If you know what city/region the story will be set in, you could look up the indigenous people and see if they had any myths that would work.

This article on Wiki gives you a list of indigenous people based on geographic location:

Anassa said...

This is true, and I'd thought about using one of their stories. I'm fairly familiar with the local stories, and know those don't quite work for what I'm after, but I'll certainly take a look at elsewhere in North America. (Story's set in Everytown, USA, right now.)

Luna Lindsey said...

There are a couple of good biblical myths about cataclysms, particularly the Tower of Babel, The Flood, and a number of culture-destroying wars. (Don't forget the Wall of Jericho). Some of these tales are shared in common with not only modern Christian beliefs, but also Judaism, Islam, and civilizations now gone (some are based on Summarian and Persian myths, for example).

I know it's still Western, but I do a lot of research on fairies, which routinely interact with humans. I blogged a summary of this in my series, "The Science of Fairies", which includes a lot of links, including to some non-western fae lore (Arab, Japanese, Native American, etc).

Here's a site I've been using a lot lately, that groups folktales and myths based on archetype or theme. Totally fascinating, and most of these fairytales involve humans and supernatural beings interacting:

Lastly, my favorite source when I need a quick monster, is Monstropedia:

I'll let you know if I think of anything else. :)

Anassa said...

Thanks, Luna. I want to stay away from Biblical myths, because there's an urban fantasy series (at least one, anyway) that uses them already and I want to be different. They're certainly good for cataclysms, though!

I've already considered fairies. I'll need to do more research into the lore, of course, but they're definitely an option. (Again, though, the Celtic ones have been done.)

Thanks for the links!

Luna Lindsey said...

No problem. :) Keep in mind that a lot of the "fairytales" at that folklore link are about giants, trolls, witches, demons, and other creatures. Most are European, but many are from elsewhere, like India.

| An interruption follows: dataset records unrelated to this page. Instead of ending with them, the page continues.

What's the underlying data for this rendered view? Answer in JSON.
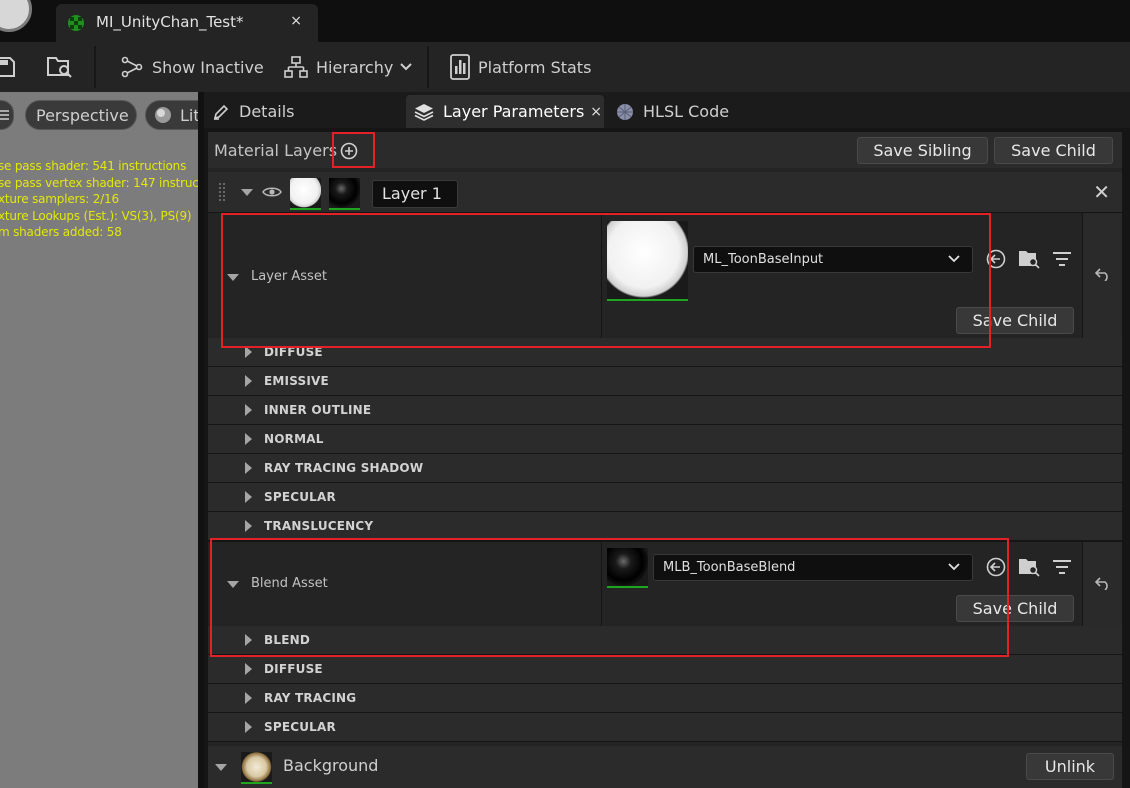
{
  "window": {
    "tab_title": "MI_UnityChan_Test*",
    "tab_close": "×"
  },
  "toolbar": {
    "show_inactive": "Show Inactive",
    "hierarchy": "Hierarchy",
    "platform_stats": "Platform Stats"
  },
  "viewport": {
    "perspective": "Perspective",
    "lit": "Lit",
    "stats": [
      "se pass shader: 541 instructions",
      "se pass vertex shader: 147 instruct",
      "xture samplers: 2/16",
      "xture Lookups (Est.): VS(3), PS(9)",
      "m shaders added: 58"
    ]
  },
  "panel_tabs": {
    "details": "Details",
    "layer_parameters": "Layer Parameters",
    "layer_parameters_close": "×",
    "hlsl_code": "HLSL Code"
  },
  "material_layers": {
    "label": "Material Layers",
    "save_sibling": "Save Sibling",
    "save_child": "Save Child",
    "layer1": {
      "name": "Layer 1",
      "close": "✕",
      "layer_asset": {
        "label": "Layer Asset",
        "value": "ML_ToonBaseInput",
        "save_child": "Save Child"
      },
      "layer_categories": [
        "DIFFUSE",
        "EMISSIVE",
        "INNER OUTLINE",
        "NORMAL",
        "RAY TRACING SHADOW",
        "SPECULAR",
        "TRANSLUCENCY"
      ],
      "blend_asset": {
        "label": "Blend Asset",
        "value": "MLB_ToonBaseBlend",
        "save_child": "Save Child"
      },
      "blend_categories": [
        "BLEND",
        "DIFFUSE",
        "RAY TRACING",
        "SPECULAR"
      ]
    },
    "background": {
      "label": "Background",
      "unlink": "Unlink"
    }
  },
  "colors": {
    "highlight_box": "#e32128",
    "thumbnail_underline": "#1fa520",
    "stats_text": "#e3e80a"
  }
}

It's also a good place to cross-reference how tales are similar worldwide, so your character can discover this in their research and use this universality as "proof" that there is truth to the myth. :)

Good luck!